» **RECORDS PROVIDED**:
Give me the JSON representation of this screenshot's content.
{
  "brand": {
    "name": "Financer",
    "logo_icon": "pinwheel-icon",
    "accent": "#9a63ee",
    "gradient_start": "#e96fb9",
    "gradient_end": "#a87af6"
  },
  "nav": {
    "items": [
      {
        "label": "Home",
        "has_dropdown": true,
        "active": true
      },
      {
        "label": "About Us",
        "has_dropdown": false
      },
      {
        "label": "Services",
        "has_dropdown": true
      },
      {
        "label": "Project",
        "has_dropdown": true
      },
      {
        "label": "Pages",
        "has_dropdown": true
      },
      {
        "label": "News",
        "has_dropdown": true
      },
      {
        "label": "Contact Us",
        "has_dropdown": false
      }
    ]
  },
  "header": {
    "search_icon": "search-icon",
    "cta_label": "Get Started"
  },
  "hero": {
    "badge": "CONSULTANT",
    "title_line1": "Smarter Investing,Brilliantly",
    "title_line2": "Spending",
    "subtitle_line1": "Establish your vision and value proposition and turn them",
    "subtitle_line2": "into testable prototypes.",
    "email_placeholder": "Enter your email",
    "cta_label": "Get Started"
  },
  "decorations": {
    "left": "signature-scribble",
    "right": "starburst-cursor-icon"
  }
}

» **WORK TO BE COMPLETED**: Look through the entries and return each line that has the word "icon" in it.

» **ANSWER SPACE**:
    "logo_icon": "pinwheel-icon",
    "search_icon": "search-icon",
    "right": "starburst-cursor-icon"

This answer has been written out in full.